WHAT IS EXPECTED =
Each line of the data below that carries the word "from" needs to be copied.

GIVEN INFORMATION =

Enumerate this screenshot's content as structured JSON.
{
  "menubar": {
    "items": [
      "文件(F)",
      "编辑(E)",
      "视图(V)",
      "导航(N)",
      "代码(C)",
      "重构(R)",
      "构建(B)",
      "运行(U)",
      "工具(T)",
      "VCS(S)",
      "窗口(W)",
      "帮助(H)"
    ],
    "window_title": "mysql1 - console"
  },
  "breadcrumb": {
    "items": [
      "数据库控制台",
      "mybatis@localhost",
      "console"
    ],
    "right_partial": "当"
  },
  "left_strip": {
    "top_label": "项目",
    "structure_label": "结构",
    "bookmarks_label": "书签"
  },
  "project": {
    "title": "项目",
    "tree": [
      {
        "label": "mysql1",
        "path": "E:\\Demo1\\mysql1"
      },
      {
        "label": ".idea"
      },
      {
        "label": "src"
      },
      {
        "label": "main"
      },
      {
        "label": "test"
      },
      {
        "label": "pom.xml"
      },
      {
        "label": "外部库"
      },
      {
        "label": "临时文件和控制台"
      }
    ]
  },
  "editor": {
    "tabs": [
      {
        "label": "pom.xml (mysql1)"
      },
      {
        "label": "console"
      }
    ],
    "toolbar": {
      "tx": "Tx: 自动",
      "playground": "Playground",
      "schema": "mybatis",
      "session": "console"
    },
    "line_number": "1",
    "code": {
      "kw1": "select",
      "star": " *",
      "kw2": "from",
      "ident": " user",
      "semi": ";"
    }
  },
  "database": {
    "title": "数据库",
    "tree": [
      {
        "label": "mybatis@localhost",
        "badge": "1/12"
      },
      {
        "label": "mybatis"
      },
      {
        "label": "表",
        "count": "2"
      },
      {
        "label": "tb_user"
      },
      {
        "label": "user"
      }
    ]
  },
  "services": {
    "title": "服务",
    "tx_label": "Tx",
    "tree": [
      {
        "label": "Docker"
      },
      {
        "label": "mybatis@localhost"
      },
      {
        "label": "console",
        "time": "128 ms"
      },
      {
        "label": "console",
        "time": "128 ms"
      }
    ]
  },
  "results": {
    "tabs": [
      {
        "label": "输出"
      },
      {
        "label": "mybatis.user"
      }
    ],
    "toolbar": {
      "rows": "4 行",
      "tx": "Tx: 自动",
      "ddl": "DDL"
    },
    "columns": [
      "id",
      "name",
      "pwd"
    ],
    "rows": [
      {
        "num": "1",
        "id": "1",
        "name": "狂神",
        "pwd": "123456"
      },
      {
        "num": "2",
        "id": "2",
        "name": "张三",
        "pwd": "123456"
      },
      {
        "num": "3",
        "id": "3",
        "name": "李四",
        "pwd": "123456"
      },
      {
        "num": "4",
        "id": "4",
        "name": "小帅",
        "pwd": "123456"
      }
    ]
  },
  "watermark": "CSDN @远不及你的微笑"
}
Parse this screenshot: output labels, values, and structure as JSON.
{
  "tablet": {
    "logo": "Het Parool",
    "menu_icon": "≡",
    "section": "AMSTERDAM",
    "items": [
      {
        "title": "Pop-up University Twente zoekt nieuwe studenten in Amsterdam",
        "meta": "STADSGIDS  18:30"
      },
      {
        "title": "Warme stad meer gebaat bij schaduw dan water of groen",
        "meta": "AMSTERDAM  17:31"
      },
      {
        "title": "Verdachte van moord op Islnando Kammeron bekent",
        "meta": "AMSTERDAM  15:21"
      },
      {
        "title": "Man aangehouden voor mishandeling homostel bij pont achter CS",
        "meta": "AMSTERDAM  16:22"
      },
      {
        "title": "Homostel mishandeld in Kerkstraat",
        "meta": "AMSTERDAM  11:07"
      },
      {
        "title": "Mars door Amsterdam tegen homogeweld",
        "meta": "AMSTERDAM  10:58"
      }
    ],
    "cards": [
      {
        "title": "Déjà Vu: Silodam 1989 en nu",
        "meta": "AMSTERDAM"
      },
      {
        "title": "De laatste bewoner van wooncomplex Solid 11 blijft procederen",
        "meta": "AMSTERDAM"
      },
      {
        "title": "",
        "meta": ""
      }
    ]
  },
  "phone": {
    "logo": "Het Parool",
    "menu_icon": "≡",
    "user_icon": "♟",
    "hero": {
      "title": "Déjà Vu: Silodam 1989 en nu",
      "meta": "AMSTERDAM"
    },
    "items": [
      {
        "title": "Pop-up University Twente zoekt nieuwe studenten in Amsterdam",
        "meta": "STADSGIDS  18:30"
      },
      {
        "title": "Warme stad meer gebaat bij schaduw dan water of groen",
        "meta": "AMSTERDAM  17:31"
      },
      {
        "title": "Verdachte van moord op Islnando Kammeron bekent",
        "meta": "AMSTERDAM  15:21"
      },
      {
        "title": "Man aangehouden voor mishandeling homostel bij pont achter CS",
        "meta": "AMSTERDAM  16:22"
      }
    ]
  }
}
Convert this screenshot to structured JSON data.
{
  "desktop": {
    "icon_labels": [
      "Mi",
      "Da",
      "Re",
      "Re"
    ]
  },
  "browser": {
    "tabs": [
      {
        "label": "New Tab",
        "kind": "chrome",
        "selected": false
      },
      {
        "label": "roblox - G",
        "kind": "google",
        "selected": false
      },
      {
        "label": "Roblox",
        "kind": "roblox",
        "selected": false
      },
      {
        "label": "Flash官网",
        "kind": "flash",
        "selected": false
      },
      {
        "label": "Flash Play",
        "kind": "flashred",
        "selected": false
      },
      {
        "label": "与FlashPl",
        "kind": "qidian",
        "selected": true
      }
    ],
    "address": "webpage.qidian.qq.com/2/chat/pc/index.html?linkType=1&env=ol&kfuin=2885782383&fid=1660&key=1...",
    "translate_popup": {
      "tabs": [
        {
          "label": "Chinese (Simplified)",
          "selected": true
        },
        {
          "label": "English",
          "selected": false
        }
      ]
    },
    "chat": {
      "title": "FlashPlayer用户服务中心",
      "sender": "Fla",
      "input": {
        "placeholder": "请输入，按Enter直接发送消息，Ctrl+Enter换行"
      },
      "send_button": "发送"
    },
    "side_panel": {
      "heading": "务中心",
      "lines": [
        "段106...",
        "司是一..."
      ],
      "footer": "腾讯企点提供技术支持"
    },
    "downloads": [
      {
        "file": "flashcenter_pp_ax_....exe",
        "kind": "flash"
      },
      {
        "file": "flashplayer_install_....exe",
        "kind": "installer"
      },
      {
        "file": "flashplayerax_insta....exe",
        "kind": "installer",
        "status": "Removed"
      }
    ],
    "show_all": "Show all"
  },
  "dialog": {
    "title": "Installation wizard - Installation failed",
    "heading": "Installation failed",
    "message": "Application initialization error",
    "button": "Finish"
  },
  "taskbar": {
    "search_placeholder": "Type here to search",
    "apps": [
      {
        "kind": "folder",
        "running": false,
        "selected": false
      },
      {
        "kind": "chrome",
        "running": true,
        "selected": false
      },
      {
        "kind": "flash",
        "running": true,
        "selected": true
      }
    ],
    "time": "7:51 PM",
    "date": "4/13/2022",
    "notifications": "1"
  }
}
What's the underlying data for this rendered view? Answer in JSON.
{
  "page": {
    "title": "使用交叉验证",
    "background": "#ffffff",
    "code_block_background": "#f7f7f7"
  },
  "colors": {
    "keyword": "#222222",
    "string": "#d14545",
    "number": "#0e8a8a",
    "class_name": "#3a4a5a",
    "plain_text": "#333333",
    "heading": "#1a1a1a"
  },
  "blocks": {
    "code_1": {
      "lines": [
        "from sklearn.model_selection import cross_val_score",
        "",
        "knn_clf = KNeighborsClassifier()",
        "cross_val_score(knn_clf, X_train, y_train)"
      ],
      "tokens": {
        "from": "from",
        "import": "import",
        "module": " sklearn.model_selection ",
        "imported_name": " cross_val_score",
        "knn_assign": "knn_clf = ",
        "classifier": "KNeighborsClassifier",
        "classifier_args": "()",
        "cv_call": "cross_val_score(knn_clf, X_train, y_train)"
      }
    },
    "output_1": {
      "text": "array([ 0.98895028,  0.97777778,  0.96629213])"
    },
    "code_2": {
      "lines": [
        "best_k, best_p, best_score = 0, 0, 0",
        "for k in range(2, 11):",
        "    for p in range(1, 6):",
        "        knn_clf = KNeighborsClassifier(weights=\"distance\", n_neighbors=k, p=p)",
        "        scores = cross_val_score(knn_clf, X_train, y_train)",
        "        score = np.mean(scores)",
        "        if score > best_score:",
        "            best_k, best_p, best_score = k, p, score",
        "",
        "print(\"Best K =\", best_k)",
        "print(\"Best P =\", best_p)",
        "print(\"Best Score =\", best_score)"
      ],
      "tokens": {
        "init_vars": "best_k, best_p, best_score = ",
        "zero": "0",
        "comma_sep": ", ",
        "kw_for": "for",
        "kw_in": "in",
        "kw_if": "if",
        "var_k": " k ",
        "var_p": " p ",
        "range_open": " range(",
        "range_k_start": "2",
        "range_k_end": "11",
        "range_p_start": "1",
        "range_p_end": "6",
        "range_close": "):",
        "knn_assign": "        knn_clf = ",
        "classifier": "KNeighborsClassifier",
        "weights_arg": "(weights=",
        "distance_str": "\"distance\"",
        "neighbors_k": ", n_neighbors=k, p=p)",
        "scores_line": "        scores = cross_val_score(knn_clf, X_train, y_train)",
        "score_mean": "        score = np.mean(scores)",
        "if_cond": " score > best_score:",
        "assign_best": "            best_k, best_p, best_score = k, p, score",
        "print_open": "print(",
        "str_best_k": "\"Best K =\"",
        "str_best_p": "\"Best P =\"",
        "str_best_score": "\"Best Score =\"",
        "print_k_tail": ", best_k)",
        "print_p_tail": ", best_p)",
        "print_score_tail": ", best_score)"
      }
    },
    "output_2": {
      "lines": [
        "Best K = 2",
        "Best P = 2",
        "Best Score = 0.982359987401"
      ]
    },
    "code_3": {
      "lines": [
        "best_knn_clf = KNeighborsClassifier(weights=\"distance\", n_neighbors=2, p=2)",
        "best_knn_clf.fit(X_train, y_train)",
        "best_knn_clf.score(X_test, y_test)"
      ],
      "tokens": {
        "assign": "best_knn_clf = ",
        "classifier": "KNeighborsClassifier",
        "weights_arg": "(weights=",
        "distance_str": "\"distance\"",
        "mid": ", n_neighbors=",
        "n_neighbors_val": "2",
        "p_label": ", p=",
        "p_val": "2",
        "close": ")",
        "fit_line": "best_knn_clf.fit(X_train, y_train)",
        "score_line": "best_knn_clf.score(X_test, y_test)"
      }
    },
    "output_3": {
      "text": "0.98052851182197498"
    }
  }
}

RESULT =
      "kw2": "from",
        "from sklearn.model_selection import cross_val_score",
        "from": "from",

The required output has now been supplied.